Between 1990 and 2013, Vanore released four Abstract Truth recordings on his own Acoustical Concepts label: Blue Route, Curiosity, Contagious Words and Culture. They did not make him famous. But among people who follow the fine art of orchestral jazz arranging, people who love Gil Evans and Maria Schneider and Oliver Nelson, they made Vanore something like a cult figure. His trademark was his unusual instrumentation: four trumpets, two trombones, one French horn, only two saxophones. There was another trademark: The inevitability and grace of Vanore’s writing, its cinematic pace and drama, came out of the Nelson aesthetic.
In 2015, Vanore, retired from Widener, was expecting to do another Abstract Truth album. But a different project had been in his mind for most of his life, and he found himself with music spread all over his kitchen table—yellow, torn photocopies of the pieces he had gotten from Nelson in 1972.
Nelson died at age 43, in 1975. He is remembered today mostly for his consensus masterpiece, The Blues and the Abstract Truth. But, Vanore explains, “Even many jazz experts don’t realize that Oliver left behind a staggering body of work. He composed for television and film. He was involved in about 80 albums. I own most of them. I believe that had he lived he would have been the heir apparent to Duke Ellington. He did not write cookie-cutter big-band music. There was so much more content, so much beautiful texture.”
Vanore spent a year working on the arrangements for his new album, Stolen Moments: Celebrating Oliver Nelson. “I had to walk a fine line,” he says. “I had no interest in a ghost band. I had to create my own perspective on Oliver’s spirit. I had to reimagine his music.” The ensemble is new. Vanore kept some Philadelphia colleagues from Abstract Truth, but used mostly A-list New York players and added a second French horn. The opening track, “Self Help Is Needed,” is a classic Nelson anthem, with a joyous, spilling sax solo from Steve Wilson. All those brass instruments give it bite. Nelson and Vanore give it elegance. “I kept the lead-trumpet part and the main melodies and the form,” Vanore says. “Then, inside, I’m retelling the story with my voicings.”

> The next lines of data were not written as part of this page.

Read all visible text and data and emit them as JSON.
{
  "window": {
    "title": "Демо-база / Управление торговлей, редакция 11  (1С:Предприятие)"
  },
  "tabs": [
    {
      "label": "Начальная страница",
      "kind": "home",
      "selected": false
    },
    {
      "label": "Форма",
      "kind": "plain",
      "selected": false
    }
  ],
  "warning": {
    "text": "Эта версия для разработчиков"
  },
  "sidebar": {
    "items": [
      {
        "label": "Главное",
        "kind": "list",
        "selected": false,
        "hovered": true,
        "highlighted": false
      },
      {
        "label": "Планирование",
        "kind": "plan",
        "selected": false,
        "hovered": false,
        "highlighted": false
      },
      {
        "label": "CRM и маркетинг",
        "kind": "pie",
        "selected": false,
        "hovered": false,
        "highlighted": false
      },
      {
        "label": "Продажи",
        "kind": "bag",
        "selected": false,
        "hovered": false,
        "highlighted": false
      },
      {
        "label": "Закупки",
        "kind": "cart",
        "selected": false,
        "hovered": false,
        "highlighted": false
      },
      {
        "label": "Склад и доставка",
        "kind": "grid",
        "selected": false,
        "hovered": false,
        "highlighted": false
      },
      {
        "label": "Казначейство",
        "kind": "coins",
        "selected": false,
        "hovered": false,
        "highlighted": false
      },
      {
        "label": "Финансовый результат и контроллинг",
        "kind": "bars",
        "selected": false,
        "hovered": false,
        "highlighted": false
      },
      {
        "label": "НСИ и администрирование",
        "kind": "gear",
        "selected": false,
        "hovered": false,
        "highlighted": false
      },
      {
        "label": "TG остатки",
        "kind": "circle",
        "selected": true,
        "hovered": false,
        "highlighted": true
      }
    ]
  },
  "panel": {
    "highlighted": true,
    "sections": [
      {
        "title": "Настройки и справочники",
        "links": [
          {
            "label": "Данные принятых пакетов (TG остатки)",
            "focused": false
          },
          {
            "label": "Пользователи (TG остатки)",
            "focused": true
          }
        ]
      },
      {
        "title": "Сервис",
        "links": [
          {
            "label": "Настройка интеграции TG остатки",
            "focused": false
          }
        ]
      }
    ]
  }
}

Nelson’s best-remembered composition is “Stolen Moments.” The original version on The Blues and the Abstract Truth, with its tantalizing hesitations and revelatory releases, is as flawless a work of art as the jazz canon contains. The solos by Freddie Hubbard, Eric Dolphy, Nelson (on tenor saxophone) and Bill Evans are etched into history. Vanore’s version opens with a haunting prelude of his own: “I wanted to write something that wasn’t his, that leads into the song we all know.” The first statement of the melody is by four horns voiced exactly as in Nelson’s original. When the full ensemble takes over, in subtle dissonance and complex colors, the chart becomes Vanore’s. The album’s featured soloist is Wilson, one of the most reliably creative reed improvisers in jazz. Trumpeter Dave Ballou and trombonist Ryan Keberle excel on “St. Louis Blues” and “Greensleeves.” Of course, there is “Reuben’s Rondo.” Wilson smokes it. “El Gato,” from a 1975 Gato Barbieri album of that name, is mostly given to Bob Mallach on tenor saxophone, Wilson on alto and Greg Kettinger on guitar. For almost eight minutes, those three burn. Then, in the final four minutes, the explosive ensemble, two French horns screaming, engulfs them. “To sit in the middle of all that was really amazing,” Mallach says.
Says Vanore: “I had to make this record because Oliver Nelson must not be forgotten.”